── Dataset records ──

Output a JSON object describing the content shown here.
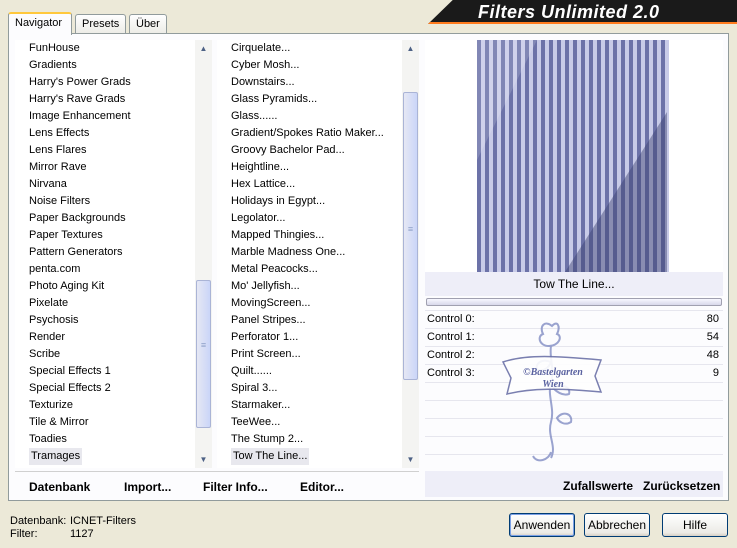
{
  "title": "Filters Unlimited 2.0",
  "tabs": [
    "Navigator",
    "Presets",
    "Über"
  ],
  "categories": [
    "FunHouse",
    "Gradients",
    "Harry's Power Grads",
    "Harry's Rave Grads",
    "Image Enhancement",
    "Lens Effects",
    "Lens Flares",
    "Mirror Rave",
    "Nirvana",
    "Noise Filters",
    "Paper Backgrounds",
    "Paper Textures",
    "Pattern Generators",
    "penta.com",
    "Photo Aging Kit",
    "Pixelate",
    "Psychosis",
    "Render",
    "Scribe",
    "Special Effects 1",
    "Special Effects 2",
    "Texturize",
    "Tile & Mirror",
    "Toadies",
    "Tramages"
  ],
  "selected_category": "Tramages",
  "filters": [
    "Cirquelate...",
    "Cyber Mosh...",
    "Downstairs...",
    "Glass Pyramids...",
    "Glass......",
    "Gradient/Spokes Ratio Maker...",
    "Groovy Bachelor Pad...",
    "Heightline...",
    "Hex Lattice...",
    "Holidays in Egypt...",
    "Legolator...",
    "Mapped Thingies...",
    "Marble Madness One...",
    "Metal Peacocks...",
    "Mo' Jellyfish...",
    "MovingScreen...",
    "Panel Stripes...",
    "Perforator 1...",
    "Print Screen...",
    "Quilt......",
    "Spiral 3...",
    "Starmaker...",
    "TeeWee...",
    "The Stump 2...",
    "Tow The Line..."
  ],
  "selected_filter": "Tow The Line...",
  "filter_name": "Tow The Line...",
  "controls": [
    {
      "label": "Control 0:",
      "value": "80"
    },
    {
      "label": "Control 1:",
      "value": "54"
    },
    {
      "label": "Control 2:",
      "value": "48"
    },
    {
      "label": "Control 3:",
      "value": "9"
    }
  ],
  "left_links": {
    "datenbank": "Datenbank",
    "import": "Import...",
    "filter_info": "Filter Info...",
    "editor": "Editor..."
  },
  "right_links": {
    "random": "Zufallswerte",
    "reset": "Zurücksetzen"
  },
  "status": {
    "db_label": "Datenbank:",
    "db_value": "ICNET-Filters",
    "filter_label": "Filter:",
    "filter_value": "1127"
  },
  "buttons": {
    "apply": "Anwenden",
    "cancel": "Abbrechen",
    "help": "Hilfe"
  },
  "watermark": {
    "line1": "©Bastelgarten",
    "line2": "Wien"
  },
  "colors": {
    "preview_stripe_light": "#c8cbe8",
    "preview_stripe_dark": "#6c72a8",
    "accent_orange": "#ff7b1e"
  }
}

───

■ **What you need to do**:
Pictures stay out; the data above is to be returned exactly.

■ **Completed exercise**:
Output a JSON object describing the content shown here.
{
  "title": "Filters Unlimited 2.0",
  "tabs": [
    "Navigator",
    "Presets",
    "Über"
  ],
  "categories": [
    "FunHouse",
    "Gradients",
    "Harry's Power Grads",
    "Harry's Rave Grads",
    "Image Enhancement",
    "Lens Effects",
    "Lens Flares",
    "Mirror Rave",
    "Nirvana",
    "Noise Filters",
    "Paper Backgrounds",
    "Paper Textures",
    "Pattern Generators",
    "penta.com",
    "Photo Aging Kit",
    "Pixelate",
    "Psychosis",
    "Render",
    "Scribe",
    "Special Effects 1",
    "Special Effects 2",
    "Texturize",
    "Tile & Mirror",
    "Toadies",
    "Tramages"
  ],
  "selected_category": "Tramages",
  "filters": [
    "Cirquelate...",
    "Cyber Mosh...",
    "Downstairs...",
    "Glass Pyramids...",
    "Glass......",
    "Gradient/Spokes Ratio Maker...",
    "Groovy Bachelor Pad...",
    "Heightline...",
    "Hex Lattice...",
    "Holidays in Egypt...",
    "Legolator...",
    "Mapped Thingies...",
    "Marble Madness One...",
    "Metal Peacocks...",
    "Mo' Jellyfish...",
    "MovingScreen...",
    "Panel Stripes...",
    "Perforator 1...",
    "Print Screen...",
    "Quilt......",
    "Spiral 3...",
    "Starmaker...",
    "TeeWee...",
    "The Stump 2...",
    "Tow The Line..."
  ],
  "selected_filter": "Tow The Line...",
  "filter_name": "Tow The Line...",
  "controls": [
    {
      "label": "Control 0:",
      "value": "80"
    },
    {
      "label": "Control 1:",
      "value": "54"
    },
    {
      "label": "Control 2:",
      "value": "48"
    },
    {
      "label": "Control 3:",
      "value": "9"
    }
  ],
  "left_links": {
    "datenbank": "Datenbank",
    "import": "Import...",
    "filter_info": "Filter Info...",
    "editor": "Editor..."
  },
  "right_links": {
    "random": "Zufallswerte",
    "reset": "Zurücksetzen"
  },
  "status": {
    "db_label": "Datenbank:",
    "db_value": "ICNET-Filters",
    "filter_label": "Filter:",
    "filter_value": "1127"
  },
  "buttons": {
    "apply": "Anwenden",
    "cancel": "Abbrechen",
    "help": "Hilfe"
  },
  "watermark": {
    "line1": "©Bastelgarten",
    "line2": "Wien"
  },
  "colors": {
    "preview_stripe_light": "#c8cbe8",
    "preview_stripe_dark": "#6c72a8",
    "accent_orange": "#ff7b1e"
  }
}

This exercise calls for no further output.